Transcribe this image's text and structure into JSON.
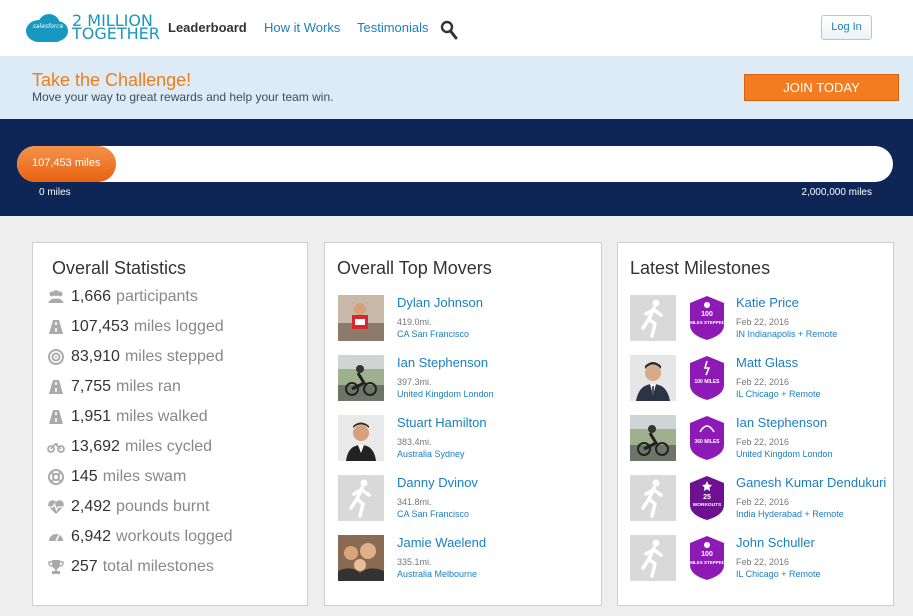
{
  "header": {
    "logo_mark": "salesforce",
    "logo_line1": "2 MILLION",
    "logo_line2": "TOGETHER",
    "nav": {
      "leaderboard": "Leaderboard",
      "how": "How it Works",
      "testimonials": "Testimonials"
    },
    "login_label": "Log In"
  },
  "challenge": {
    "title": "Take the Challenge!",
    "subtitle": "Move your way to great rewards and help your team win.",
    "join_label": "JOIN TODAY"
  },
  "progress": {
    "value_label": "107,453 miles",
    "min_label": "0 miles",
    "max_label": "2,000,000 miles",
    "fill_fraction": 0.113
  },
  "stats": {
    "title": "Overall Statistics",
    "items": [
      {
        "icon": "participants-icon",
        "num": "1,666",
        "label": "participants"
      },
      {
        "icon": "road-icon",
        "num": "107,453",
        "label": "miles logged"
      },
      {
        "icon": "target-icon",
        "num": "83,910",
        "label": "miles stepped"
      },
      {
        "icon": "road-icon",
        "num": "7,755",
        "label": "miles ran"
      },
      {
        "icon": "road-icon",
        "num": "1,951",
        "label": "miles walked"
      },
      {
        "icon": "bicycle-icon",
        "num": "13,692",
        "label": "miles cycled"
      },
      {
        "icon": "lifebuoy-icon",
        "num": "145",
        "label": "miles swam"
      },
      {
        "icon": "heartbeat-icon",
        "num": "2,492",
        "label": "pounds burnt"
      },
      {
        "icon": "gauge-icon",
        "num": "6,942",
        "label": "workouts logged"
      },
      {
        "icon": "trophy-icon",
        "num": "257",
        "label": "total milestones"
      }
    ]
  },
  "movers": {
    "title": "Overall Top Movers",
    "items": [
      {
        "name": "Dylan Johnson",
        "miles": "419.0mi.",
        "location": "CA San Francisco",
        "photo": "runner-photo"
      },
      {
        "name": "Ian Stephenson",
        "miles": "397.3mi.",
        "location": "United Kingdom London",
        "photo": "cyclist-photo"
      },
      {
        "name": "Stuart Hamilton",
        "miles": "383.4mi.",
        "location": "Australia Sydney",
        "photo": "portrait-photo"
      },
      {
        "name": "Danny Dvinov",
        "miles": "341.8mi.",
        "location": "CA San Francisco",
        "photo": "placeholder"
      },
      {
        "name": "Jamie Waelend",
        "miles": "335.1mi.",
        "location": "Australia Melbourne",
        "photo": "group-photo"
      }
    ]
  },
  "milestones": {
    "title": "Latest Milestones",
    "items": [
      {
        "name": "Katie Price",
        "date": "Feb 22, 2016",
        "location": "IN Indianapolis + Remote",
        "photo": "placeholder",
        "badge_top": "100",
        "badge_bottom": "MILES STEPPED"
      },
      {
        "name": "Matt Glass",
        "date": "Feb 22, 2016",
        "location": "IL Chicago + Remote",
        "photo": "portrait-photo",
        "badge_top": "",
        "badge_bottom": "100 MILES"
      },
      {
        "name": "Ian Stephenson",
        "date": "Feb 22, 2016",
        "location": "United Kingdom London",
        "photo": "cyclist-photo",
        "badge_top": "",
        "badge_bottom": "360 MILES"
      },
      {
        "name": "Ganesh Kumar Dendukuri",
        "date": "Feb 22, 2016",
        "location": "India Hyderabad + Remote",
        "photo": "placeholder",
        "badge_top": "25",
        "badge_bottom": "WORKOUTS"
      },
      {
        "name": "John Schuller",
        "date": "Feb 22, 2016",
        "location": "IL Chicago + Remote",
        "photo": "placeholder",
        "badge_top": "100",
        "badge_bottom": "MILES STEPPED"
      }
    ]
  },
  "colors": {
    "brand_blue": "#1798c1",
    "link_blue": "#1a7fc1",
    "accent_orange": "#f47c20",
    "navy": "#0e2656",
    "badge_purple": "#8d1ab5"
  }
}
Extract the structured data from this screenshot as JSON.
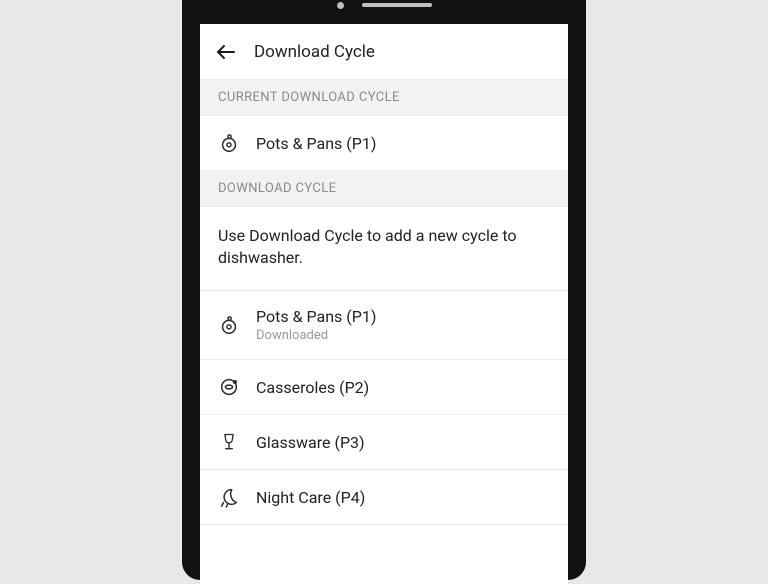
{
  "header": {
    "title": "Download Cycle"
  },
  "sections": {
    "current_header": "CURRENT DOWNLOAD CYCLE",
    "cycles_header": "DOWNLOAD CYCLE",
    "description": "Use Download Cycle to add a new cycle to dishwasher."
  },
  "current": {
    "label": "Pots & Pans (P1)"
  },
  "cycles": [
    {
      "label": "Pots & Pans (P1)",
      "sub": "Downloaded"
    },
    {
      "label": "Casseroles (P2)"
    },
    {
      "label": "Glassware (P3)"
    },
    {
      "label": "Night Care (P4)"
    }
  ]
}
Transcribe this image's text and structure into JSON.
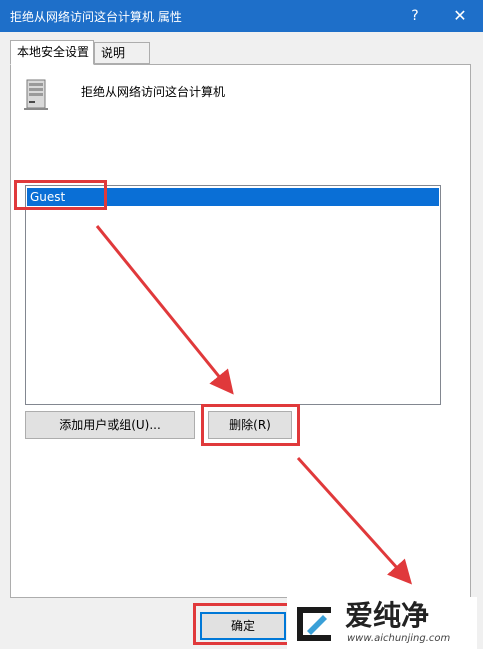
{
  "window": {
    "title": "拒绝从网络访问这台计算机 属性",
    "help_glyph": "?",
    "close_glyph": "✕"
  },
  "tabs": [
    {
      "label": "本地安全设置",
      "active": true
    },
    {
      "label": "说明",
      "active": false
    }
  ],
  "policy": {
    "icon": "server-icon",
    "title": "拒绝从网络访问这台计算机"
  },
  "accounts_list": {
    "items": [
      {
        "label": "Guest",
        "selected": true
      }
    ]
  },
  "buttons": {
    "add": "添加用户或组(U)...",
    "delete": "删除(R)",
    "ok": "确定"
  },
  "annotations": {
    "highlight_color": "#e0393b"
  },
  "watermark": {
    "name": "爱纯净",
    "url": "www.aichunjing.com"
  },
  "colors": {
    "titlebar": "#1e6fc9",
    "selection": "#0a6fd6",
    "button_face": "#e1e1e1"
  }
}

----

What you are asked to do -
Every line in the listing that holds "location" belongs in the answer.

Task answer -
        "location": "CA San Francisco",
        "location": "United Kingdom London",
        "location": "Australia Sydney",
        "location": "CA San Francisco",
        "location": "Australia Melbourne",
        "location": "IN Indianapolis + Remote",
        "location": "IL Chicago + Remote",
        "location": "United Kingdom London",
        "location": "India Hyderabad + Remote",
        "location": "IL Chicago + Remote",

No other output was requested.